With increased study of bio-adhesives, a significant effort has been made in search for novel adhesives that will combine reversibility, repeated usage, stronger bonds and faster bonding time, non-toxic, and more importantly be effective in wet and other extreme conditions.
A team of Korean scientists?made up of scientists from Korea Institute of Science and Technology (KIST) and UNIST?has recently found a way to make building flexible pressure sensors easier—by mimicking the suction cups on octopus’s tentacles.
In their paper published in the current edition of Advanced Materials, the research team describes how they studied the structure and adhesive mechanism of octopus suckers and then used what they learned to develop a new type of suction based adhesive material.

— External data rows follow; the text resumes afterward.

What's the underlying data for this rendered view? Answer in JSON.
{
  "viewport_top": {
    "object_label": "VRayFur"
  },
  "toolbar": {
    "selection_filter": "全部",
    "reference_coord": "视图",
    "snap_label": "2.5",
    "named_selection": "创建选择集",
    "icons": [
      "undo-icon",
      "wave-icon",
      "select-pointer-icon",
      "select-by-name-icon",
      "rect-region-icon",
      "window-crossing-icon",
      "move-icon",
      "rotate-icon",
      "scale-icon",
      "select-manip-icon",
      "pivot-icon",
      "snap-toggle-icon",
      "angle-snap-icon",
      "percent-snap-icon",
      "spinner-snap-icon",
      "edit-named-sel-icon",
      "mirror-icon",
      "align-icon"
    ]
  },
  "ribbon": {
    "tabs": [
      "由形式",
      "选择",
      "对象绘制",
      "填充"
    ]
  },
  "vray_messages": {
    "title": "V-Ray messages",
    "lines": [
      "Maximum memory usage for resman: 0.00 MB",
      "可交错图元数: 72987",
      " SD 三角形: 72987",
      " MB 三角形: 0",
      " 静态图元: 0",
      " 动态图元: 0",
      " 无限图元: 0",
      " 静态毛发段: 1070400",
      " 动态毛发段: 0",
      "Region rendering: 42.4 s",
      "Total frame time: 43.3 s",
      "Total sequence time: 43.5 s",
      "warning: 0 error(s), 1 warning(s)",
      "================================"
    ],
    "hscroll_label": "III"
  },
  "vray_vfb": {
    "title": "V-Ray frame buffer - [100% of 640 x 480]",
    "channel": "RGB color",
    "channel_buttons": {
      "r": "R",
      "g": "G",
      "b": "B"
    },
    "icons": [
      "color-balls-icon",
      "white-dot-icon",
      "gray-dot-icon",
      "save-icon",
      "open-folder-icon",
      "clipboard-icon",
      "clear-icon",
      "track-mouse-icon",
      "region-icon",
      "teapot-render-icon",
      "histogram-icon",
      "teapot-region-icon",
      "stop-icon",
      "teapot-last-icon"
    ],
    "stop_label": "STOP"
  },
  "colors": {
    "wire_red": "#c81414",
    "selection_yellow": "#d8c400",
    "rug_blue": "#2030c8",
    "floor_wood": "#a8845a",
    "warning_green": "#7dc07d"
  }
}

According to the research team, “Although flexible pressure sensors might give future prosthetics and robots a better sense of touch, building them requires a lot of laborious transferring of nano- and microribbons of inorganic semiconductor materials onto polymer sheets.”
The Korea Institute of Science and Technology (KIST) is a multi-disciplinary research institute located in Seoul, South Korea.
Founded in 1966, it was the first multi-disciplinary scientific research institute in Korea and has contributed significantly to the economic development of the country, particularly during the years of accelerated growth in the 1970s and 1980s. It has a research staff of over 1,800 research scientists, visiting scientists, fellows and trainees, and foreign scientists involved in basic research in various fields of science and technology.
There are two research institutes and two research divisions at KIST including the Brain Science Institute, the Biomedical Research Institute, the Future Convergence Research Division, and the National Agenda Research Division.